**ACTION ITEM**: Restate word for word, and only, the lines that extend from the line containing "What's the underlying" through the end of the records below.

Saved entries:
- Opening Delimiter -

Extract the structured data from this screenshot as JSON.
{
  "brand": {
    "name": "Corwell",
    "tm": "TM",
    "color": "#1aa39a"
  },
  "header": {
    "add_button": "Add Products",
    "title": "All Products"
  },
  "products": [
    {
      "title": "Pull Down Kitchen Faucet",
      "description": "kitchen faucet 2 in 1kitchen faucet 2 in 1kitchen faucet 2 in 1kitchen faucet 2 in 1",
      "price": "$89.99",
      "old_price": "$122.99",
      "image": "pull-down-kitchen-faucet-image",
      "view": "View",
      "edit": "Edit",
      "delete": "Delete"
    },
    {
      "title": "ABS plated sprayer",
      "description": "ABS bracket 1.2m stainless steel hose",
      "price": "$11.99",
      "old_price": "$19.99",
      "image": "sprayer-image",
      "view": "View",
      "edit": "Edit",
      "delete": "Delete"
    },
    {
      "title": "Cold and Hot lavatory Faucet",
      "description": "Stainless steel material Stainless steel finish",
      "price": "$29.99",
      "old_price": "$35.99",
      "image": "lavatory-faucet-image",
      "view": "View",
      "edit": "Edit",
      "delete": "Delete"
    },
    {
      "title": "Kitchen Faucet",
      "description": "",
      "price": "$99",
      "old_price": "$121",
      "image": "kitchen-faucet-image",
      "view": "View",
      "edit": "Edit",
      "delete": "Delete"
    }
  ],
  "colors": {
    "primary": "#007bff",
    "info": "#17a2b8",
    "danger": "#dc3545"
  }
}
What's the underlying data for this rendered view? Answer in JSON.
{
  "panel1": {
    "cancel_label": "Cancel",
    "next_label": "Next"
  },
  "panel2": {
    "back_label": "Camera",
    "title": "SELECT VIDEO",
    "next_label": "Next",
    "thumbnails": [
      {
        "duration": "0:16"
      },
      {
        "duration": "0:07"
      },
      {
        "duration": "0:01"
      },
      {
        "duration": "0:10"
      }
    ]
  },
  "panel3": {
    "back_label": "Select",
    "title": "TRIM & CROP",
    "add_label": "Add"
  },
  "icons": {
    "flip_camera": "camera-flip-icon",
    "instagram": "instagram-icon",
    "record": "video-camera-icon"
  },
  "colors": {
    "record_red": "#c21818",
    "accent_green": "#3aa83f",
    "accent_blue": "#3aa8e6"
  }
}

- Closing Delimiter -

**EXPECTED ANSWER**:
What's the underlying data for this rendered view? Answer in JSON.
{
  "panel1": {
    "cancel_label": "Cancel",
    "next_label": "Next"
  },
  "panel2": {
    "back_label": "Camera",
    "title": "SELECT VIDEO",
    "next_label": "Next",
    "thumbnails": [
      {
        "duration": "0:16"
      },
      {
        "duration": "0:07"
      },
      {
        "duration": "0:01"
      },
      {
        "duration": "0:10"
      }
    ]
  },
  "panel3": {
    "back_label": "Select",
    "title": "TRIM & CROP",
    "add_label": "Add"
  },
  "icons": {
    "flip_camera": "camera-flip-icon",
    "instagram": "instagram-icon",
    "record": "video-camera-icon"
  },
  "colors": {
    "record_red": "#c21818",
    "accent_green": "#3aa83f",
    "accent_blue": "#3aa8e6"
  }
}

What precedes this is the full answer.